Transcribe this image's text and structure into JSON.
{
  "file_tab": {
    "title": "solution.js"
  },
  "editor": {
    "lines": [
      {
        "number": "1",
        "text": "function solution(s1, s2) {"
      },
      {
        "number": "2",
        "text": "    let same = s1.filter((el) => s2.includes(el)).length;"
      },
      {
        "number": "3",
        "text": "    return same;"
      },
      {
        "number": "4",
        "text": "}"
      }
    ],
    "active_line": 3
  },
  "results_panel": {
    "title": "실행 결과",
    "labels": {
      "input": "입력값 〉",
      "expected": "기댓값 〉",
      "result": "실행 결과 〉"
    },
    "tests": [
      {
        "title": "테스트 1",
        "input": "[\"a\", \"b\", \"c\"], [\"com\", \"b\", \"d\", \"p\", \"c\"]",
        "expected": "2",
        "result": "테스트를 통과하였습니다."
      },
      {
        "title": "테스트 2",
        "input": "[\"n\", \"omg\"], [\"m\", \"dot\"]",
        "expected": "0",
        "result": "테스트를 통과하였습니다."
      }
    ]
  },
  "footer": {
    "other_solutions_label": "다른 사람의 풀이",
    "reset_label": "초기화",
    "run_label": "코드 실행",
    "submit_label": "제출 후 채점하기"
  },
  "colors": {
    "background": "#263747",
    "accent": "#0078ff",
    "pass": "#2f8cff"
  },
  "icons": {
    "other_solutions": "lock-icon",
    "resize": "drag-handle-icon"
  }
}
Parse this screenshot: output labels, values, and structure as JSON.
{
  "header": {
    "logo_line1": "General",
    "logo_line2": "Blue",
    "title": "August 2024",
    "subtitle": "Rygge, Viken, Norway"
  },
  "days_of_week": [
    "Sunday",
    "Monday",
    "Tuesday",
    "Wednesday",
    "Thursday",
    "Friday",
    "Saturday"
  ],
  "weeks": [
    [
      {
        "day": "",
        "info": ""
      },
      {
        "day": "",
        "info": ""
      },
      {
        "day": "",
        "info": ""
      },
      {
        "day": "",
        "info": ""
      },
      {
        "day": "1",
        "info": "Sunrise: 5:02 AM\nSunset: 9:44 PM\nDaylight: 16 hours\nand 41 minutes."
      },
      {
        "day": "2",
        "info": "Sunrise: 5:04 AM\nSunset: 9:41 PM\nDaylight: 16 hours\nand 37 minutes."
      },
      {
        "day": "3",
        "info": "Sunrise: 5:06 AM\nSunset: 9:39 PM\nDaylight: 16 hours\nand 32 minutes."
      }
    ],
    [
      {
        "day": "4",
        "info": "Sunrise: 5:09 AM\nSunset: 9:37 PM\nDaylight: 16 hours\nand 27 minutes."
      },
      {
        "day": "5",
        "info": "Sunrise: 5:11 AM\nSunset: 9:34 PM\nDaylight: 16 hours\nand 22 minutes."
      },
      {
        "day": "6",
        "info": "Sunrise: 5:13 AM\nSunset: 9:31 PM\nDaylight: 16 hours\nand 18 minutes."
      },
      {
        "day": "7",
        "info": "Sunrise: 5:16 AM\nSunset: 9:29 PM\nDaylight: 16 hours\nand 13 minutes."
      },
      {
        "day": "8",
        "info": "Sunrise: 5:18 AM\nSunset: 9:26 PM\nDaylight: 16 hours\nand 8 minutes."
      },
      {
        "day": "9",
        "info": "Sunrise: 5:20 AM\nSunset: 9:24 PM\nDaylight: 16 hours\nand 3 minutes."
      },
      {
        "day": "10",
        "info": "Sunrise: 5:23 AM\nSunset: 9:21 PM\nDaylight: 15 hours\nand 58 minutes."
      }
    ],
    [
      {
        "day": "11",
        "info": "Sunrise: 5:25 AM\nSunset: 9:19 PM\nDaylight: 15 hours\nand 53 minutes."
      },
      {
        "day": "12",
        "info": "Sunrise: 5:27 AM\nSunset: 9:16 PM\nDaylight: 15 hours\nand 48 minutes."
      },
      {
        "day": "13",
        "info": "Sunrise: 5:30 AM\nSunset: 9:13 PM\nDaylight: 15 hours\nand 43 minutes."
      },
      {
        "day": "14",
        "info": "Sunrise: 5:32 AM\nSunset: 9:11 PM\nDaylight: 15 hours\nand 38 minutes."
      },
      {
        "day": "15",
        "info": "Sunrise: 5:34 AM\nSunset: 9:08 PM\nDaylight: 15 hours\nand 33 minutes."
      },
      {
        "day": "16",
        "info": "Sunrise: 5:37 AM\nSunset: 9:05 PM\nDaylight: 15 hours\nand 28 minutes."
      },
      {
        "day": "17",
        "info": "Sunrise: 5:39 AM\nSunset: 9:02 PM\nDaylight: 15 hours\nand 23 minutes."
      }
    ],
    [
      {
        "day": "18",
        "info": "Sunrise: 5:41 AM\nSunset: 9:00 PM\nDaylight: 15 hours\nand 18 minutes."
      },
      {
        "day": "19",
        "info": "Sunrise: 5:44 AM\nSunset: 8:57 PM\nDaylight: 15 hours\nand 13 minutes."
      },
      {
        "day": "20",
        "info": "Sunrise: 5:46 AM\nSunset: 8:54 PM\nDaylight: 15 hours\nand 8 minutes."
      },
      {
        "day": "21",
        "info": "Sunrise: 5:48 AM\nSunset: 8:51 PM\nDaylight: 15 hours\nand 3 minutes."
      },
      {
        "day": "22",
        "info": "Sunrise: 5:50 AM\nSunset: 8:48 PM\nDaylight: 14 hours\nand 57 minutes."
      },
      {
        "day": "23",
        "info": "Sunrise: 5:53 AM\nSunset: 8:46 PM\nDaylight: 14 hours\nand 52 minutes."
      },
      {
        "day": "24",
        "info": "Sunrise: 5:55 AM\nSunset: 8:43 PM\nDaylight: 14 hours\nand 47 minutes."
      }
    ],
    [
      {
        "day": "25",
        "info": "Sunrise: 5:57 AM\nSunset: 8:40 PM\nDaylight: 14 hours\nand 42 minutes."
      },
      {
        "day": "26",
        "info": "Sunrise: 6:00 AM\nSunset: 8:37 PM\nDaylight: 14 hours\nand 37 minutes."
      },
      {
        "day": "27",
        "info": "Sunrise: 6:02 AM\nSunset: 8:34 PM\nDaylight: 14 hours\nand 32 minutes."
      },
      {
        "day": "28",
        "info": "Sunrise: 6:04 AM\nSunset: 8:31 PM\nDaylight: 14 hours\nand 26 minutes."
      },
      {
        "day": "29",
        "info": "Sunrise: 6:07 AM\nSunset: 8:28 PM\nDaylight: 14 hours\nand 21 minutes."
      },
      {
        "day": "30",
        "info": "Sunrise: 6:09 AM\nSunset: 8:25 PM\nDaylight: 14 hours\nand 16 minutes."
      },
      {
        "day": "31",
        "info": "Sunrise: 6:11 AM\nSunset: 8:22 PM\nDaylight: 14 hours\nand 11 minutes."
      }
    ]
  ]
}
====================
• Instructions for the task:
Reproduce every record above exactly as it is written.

• Exercise result:
Transcribe this image's text and structure into JSON.
{
  "file_tab": {
    "title": "solution.js"
  },
  "editor": {
    "lines": [
      {
        "number": "1",
        "text": "function solution(s1, s2) {"
      },
      {
        "number": "2",
        "text": "    let same = s1.filter((el) => s2.includes(el)).length;"
      },
      {
        "number": "3",
        "text": "    return same;"
      },
      {
        "number": "4",
        "text": "}"
      }
    ],
    "active_line": 3
  },
  "results_panel": {
    "title": "실행 결과",
    "labels": {
      "input": "입력값 〉",
      "expected": "기댓값 〉",
      "result": "실행 결과 〉"
    },
    "tests": [
      {
        "title": "테스트 1",
        "input": "[\"a\", \"b\", \"c\"], [\"com\", \"b\", \"d\", \"p\", \"c\"]",
        "expected": "2",
        "result": "테스트를 통과하였습니다."
      },
      {
        "title": "테스트 2",
        "input": "[\"n\", \"omg\"], [\"m\", \"dot\"]",
        "expected": "0",
        "result": "테스트를 통과하였습니다."
      }
    ]
  },
  "footer": {
    "other_solutions_label": "다른 사람의 풀이",
    "reset_label": "초기화",
    "run_label": "코드 실행",
    "submit_label": "제출 후 채점하기"
  },
  "colors": {
    "background": "#263747",
    "accent": "#0078ff",
    "pass": "#2f8cff"
  },
  "icons": {
    "other_solutions": "lock-icon",
    "resize": "drag-handle-icon"
  }
}
Parse this screenshot: output labels, values, and structure as JSON.
{
  "header": {
    "logo_line1": "General",
    "logo_line2": "Blue",
    "title": "August 2024",
    "subtitle": "Rygge, Viken, Norway"
  },
  "days_of_week": [
    "Sunday",
    "Monday",
    "Tuesday",
    "Wednesday",
    "Thursday",
    "Friday",
    "Saturday"
  ],
  "weeks": [
    [
      {
        "day": "",
        "info": ""
      },
      {
        "day": "",
        "info": ""
      },
      {
        "day": "",
        "info": ""
      },
      {
        "day": "",
        "info": ""
      },
      {
        "day": "1",
        "info": "Sunrise: 5:02 AM\nSunset: 9:44 PM\nDaylight: 16 hours\nand 41 minutes."
      },
      {
        "day": "2",
        "info": "Sunrise: 5:04 AM\nSunset: 9:41 PM\nDaylight: 16 hours\nand 37 minutes."
      },
      {
        "day": "3",
        "info": "Sunrise: 5:06 AM\nSunset: 9:39 PM\nDaylight: 16 hours\nand 32 minutes."
      }
    ],
    [
      {
        "day": "4",
        "info": "Sunrise: 5:09 AM\nSunset: 9:37 PM\nDaylight: 16 hours\nand 27 minutes."
      },
      {
        "day": "5",
        "info": "Sunrise: 5:11 AM\nSunset: 9:34 PM\nDaylight: 16 hours\nand 22 minutes."
      },
      {
        "day": "6",
        "info": "Sunrise: 5:13 AM\nSunset: 9:31 PM\nDaylight: 16 hours\nand 18 minutes."
      },
      {
        "day": "7",
        "info": "Sunrise: 5:16 AM\nSunset: 9:29 PM\nDaylight: 16 hours\nand 13 minutes."
      },
      {
        "day": "8",
        "info": "Sunrise: 5:18 AM\nSunset: 9:26 PM\nDaylight: 16 hours\nand 8 minutes."
      },
      {
        "day": "9",
        "info": "Sunrise: 5:20 AM\nSunset: 9:24 PM\nDaylight: 16 hours\nand 3 minutes."
      },
      {
        "day": "10",
        "info": "Sunrise: 5:23 AM\nSunset: 9:21 PM\nDaylight: 15 hours\nand 58 minutes."
      }
    ],
    [
      {
        "day": "11",
        "info": "Sunrise: 5:25 AM\nSunset: 9:19 PM\nDaylight: 15 hours\nand 53 minutes."
      },
      {
        "day": "12",
        "info": "Sunrise: 5:27 AM\nSunset: 9:16 PM\nDaylight: 15 hours\nand 48 minutes."
      },
      {
        "day": "13",
        "info": "Sunrise: 5:30 AM\nSunset: 9:13 PM\nDaylight: 15 hours\nand 43 minutes."
      },
      {
        "day": "14",
        "info": "Sunrise: 5:32 AM\nSunset: 9:11 PM\nDaylight: 15 hours\nand 38 minutes."
      },
      {
        "day": "15",
        "info": "Sunrise: 5:34 AM\nSunset: 9:08 PM\nDaylight: 15 hours\nand 33 minutes."
      },
      {
        "day": "16",
        "info": "Sunrise: 5:37 AM\nSunset: 9:05 PM\nDaylight: 15 hours\nand 28 minutes."
      },
      {
        "day": "17",
        "info": "Sunrise: 5:39 AM\nSunset: 9:02 PM\nDaylight: 15 hours\nand 23 minutes."
      }
    ],
    [
      {
        "day": "18",
        "info": "Sunrise: 5:41 AM\nSunset: 9:00 PM\nDaylight: 15 hours\nand 18 minutes."
      },
      {
        "day": "19",
        "info": "Sunrise: 5:44 AM\nSunset: 8:57 PM\nDaylight: 15 hours\nand 13 minutes."
      },
      {
        "day": "20",
        "info": "Sunrise: 5:46 AM\nSunset: 8:54 PM\nDaylight: 15 hours\nand 8 minutes."
      },
      {
        "day": "21",
        "info": "Sunrise: 5:48 AM\nSunset: 8:51 PM\nDaylight: 15 hours\nand 3 minutes."
      },
      {
        "day": "22",
        "info": "Sunrise: 5:50 AM\nSunset: 8:48 PM\nDaylight: 14 hours\nand 57 minutes."
      },
      {
        "day": "23",
        "info": "Sunrise: 5:53 AM\nSunset: 8:46 PM\nDaylight: 14 hours\nand 52 minutes."
      },
      {
        "day": "24",
        "info": "Sunrise: 5:55 AM\nSunset: 8:43 PM\nDaylight: 14 hours\nand 47 minutes."
      }
    ],
    [
      {
        "day": "25",
        "info": "Sunrise: 5:57 AM\nSunset: 8:40 PM\nDaylight: 14 hours\nand 42 minutes."
      },
      {
        "day": "26",
        "info": "Sunrise: 6:00 AM\nSunset: 8:37 PM\nDaylight: 14 hours\nand 37 minutes."
      },
      {
        "day": "27",
        "info": "Sunrise: 6:02 AM\nSunset: 8:34 PM\nDaylight: 14 hours\nand 32 minutes."
      },
      {
        "day": "28",
        "info": "Sunrise: 6:04 AM\nSunset: 8:31 PM\nDaylight: 14 hours\nand 26 minutes."
      },
      {
        "day": "29",
        "info": "Sunrise: 6:07 AM\nSunset: 8:28 PM\nDaylight: 14 hours\nand 21 minutes."
      },
      {
        "day": "30",
        "info": "Sunrise: 6:09 AM\nSunset: 8:25 PM\nDaylight: 14 hours\nand 16 minutes."
      },
      {
        "day": "31",
        "info": "Sunrise: 6:11 AM\nSunset: 8:22 PM\nDaylight: 14 hours\nand 11 minutes."
      }
    ]
  ]
}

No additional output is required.